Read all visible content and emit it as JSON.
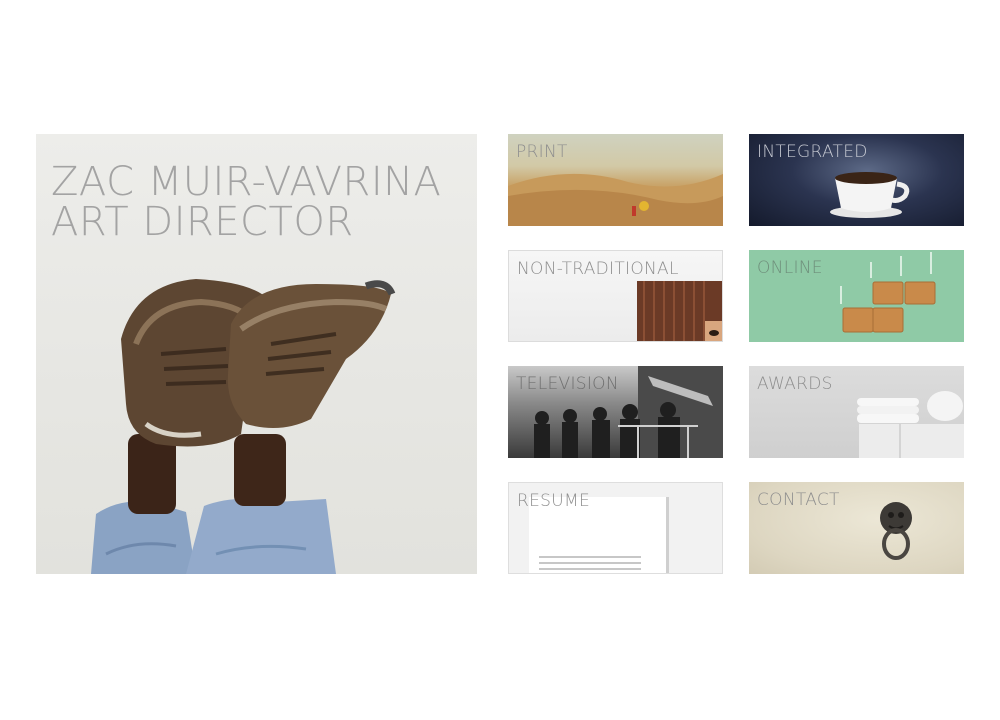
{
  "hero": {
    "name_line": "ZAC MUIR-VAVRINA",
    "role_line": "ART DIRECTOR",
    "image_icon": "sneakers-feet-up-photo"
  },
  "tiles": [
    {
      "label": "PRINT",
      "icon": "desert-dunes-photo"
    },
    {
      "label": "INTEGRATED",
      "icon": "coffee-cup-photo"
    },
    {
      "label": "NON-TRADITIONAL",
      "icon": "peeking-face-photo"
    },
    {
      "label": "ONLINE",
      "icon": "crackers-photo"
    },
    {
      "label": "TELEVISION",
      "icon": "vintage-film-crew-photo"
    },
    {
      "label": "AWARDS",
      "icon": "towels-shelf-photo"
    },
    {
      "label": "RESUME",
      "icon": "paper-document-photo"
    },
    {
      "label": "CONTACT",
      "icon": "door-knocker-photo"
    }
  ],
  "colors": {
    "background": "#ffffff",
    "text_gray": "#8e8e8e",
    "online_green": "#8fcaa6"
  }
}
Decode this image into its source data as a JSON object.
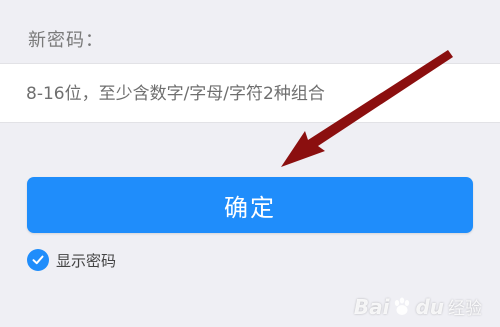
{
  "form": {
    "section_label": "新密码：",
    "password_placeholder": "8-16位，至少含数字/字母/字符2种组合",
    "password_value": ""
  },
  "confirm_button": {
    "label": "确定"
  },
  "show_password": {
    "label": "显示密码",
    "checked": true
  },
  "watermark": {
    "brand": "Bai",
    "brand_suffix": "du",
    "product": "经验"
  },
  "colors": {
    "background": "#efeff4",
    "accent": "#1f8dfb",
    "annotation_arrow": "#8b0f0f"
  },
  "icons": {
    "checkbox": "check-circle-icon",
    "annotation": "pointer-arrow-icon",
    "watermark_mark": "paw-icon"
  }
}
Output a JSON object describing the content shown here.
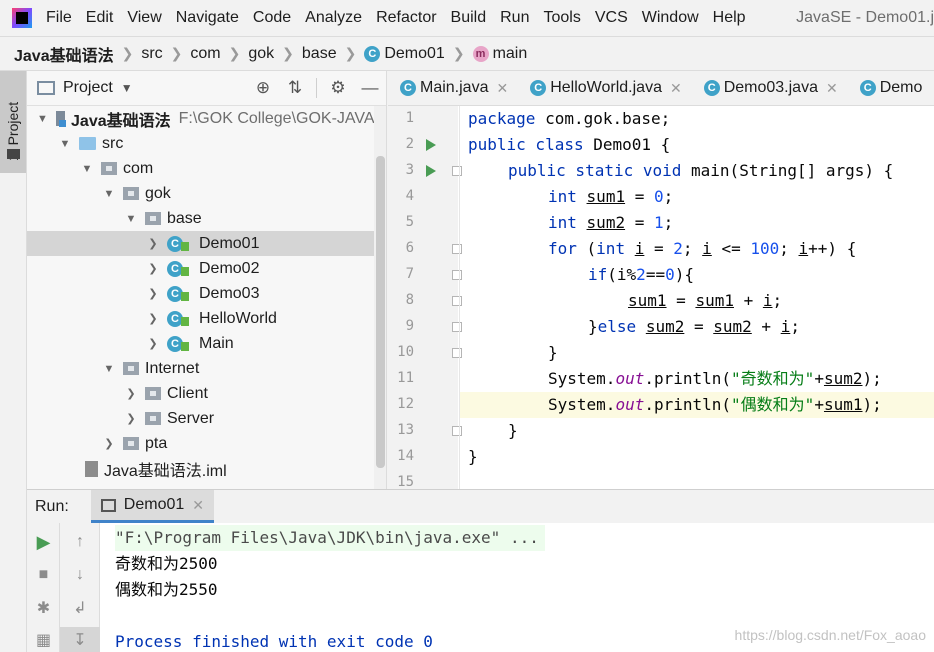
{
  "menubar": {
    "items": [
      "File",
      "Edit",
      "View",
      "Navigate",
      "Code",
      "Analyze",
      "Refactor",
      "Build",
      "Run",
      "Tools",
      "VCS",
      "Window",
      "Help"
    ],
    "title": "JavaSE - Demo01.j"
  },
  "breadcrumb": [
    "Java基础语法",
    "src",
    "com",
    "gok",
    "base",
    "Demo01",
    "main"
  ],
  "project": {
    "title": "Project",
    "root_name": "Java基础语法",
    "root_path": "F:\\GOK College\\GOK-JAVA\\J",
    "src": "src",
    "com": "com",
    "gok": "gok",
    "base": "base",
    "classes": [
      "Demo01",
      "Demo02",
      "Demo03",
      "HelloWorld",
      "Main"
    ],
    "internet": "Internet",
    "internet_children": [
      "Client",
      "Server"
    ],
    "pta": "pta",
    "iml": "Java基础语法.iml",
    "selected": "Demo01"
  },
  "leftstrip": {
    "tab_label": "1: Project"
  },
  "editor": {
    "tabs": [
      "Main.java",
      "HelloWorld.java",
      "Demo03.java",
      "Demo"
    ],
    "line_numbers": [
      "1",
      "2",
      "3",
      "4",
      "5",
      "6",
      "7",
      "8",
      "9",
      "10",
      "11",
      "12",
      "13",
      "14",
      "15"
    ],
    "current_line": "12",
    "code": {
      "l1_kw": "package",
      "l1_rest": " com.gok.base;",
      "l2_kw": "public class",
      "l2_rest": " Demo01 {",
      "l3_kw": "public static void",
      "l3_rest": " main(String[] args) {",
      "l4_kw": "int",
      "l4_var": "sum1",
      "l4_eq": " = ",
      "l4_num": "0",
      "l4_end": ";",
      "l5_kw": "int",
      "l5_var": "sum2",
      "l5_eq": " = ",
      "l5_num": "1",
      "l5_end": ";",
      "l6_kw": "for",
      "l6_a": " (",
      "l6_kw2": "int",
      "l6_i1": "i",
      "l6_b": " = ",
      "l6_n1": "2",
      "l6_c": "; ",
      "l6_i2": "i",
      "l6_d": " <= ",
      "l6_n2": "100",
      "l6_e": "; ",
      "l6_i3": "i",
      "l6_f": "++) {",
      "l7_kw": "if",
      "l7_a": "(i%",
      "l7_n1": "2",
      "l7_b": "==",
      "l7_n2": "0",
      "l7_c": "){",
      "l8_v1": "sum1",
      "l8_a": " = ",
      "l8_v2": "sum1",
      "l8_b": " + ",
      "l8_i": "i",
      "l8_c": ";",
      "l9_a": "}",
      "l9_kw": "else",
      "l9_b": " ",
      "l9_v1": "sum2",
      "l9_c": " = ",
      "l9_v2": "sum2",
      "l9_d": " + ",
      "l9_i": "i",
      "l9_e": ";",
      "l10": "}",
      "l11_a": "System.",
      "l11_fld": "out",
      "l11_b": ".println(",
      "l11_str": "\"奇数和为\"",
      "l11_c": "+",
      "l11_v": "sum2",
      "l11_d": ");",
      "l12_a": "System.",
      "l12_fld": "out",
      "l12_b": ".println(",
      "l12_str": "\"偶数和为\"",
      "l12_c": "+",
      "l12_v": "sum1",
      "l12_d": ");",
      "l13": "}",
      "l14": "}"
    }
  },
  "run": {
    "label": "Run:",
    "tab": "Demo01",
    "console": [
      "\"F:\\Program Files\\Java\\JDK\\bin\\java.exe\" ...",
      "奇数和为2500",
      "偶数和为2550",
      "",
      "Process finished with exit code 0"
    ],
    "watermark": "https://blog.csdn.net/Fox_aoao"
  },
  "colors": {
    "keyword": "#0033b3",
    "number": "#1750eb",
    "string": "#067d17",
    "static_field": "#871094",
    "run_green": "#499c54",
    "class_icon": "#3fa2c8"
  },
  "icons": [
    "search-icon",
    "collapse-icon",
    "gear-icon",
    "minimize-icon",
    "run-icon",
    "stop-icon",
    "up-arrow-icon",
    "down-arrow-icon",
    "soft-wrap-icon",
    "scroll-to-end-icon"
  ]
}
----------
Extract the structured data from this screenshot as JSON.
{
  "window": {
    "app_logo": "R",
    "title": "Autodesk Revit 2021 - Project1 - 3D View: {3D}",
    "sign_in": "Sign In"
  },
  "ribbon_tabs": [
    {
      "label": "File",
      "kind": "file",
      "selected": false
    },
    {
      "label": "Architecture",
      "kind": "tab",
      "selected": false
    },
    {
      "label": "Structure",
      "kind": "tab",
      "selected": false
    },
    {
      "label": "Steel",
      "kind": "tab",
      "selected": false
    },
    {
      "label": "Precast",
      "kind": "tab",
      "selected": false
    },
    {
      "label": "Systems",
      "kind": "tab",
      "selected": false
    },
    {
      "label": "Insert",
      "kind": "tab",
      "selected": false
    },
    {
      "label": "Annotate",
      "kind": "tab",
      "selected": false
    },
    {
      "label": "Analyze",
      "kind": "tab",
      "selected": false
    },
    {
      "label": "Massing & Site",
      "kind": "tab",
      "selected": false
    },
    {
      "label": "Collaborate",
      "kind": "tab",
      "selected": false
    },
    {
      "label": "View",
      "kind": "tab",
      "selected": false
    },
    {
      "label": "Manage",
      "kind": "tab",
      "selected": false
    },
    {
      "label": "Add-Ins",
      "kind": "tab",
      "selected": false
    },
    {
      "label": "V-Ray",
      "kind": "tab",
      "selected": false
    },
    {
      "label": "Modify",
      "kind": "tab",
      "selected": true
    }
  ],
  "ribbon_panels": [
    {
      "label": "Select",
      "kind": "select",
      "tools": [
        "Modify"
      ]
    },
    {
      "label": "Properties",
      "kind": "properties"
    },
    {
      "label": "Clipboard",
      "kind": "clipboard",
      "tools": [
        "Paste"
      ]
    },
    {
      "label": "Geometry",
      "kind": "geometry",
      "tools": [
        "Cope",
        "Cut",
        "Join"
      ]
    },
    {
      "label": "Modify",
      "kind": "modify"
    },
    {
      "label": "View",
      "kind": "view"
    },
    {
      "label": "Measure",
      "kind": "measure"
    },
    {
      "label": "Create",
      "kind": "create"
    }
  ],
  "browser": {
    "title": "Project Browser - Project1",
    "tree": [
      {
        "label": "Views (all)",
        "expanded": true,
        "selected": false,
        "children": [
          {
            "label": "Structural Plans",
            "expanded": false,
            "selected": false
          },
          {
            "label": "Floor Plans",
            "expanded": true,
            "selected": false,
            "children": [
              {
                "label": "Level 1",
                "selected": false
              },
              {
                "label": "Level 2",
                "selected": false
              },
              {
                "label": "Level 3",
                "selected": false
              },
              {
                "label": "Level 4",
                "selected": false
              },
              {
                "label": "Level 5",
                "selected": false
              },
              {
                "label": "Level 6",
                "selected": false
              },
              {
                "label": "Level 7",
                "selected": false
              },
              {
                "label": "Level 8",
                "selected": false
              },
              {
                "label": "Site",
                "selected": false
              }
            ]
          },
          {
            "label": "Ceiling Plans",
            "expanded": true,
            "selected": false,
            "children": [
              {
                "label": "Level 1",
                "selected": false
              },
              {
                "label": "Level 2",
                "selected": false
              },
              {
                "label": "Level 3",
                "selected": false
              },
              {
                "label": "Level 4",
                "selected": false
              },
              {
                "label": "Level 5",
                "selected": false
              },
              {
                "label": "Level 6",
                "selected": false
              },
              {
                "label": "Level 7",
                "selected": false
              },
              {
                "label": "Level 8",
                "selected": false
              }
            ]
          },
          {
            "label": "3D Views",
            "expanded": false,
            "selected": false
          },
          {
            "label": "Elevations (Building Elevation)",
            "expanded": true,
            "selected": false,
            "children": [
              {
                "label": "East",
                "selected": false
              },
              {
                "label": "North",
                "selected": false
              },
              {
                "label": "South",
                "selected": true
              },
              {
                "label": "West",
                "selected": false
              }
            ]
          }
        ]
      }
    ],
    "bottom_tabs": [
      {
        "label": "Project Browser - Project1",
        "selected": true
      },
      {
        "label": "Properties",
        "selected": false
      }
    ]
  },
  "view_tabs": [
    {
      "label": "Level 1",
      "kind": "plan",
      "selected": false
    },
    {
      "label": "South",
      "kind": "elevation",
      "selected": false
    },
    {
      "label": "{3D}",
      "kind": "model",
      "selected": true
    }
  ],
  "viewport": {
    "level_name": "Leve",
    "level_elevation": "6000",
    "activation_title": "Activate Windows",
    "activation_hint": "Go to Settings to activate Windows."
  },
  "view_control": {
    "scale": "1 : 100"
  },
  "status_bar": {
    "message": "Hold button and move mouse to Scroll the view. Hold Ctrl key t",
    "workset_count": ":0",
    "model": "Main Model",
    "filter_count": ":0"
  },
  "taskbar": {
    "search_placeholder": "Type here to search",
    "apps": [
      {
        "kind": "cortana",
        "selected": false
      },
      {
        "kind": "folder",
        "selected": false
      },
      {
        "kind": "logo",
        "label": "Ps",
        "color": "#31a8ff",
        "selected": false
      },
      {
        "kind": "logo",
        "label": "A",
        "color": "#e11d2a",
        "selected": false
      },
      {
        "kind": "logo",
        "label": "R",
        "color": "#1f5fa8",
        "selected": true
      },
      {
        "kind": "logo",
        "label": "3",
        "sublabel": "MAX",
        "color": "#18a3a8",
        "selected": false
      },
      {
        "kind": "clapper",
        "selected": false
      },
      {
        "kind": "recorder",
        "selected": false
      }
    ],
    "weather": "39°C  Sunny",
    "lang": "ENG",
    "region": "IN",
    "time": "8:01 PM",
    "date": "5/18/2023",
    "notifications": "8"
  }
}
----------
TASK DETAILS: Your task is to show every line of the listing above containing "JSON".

RESULT:
Read all visible content and emit it as JSON.
Decode this image into its source data as a JSON object.
Output a JSON object describing the content shown here.
Extract the structured data from this screenshot as JSON.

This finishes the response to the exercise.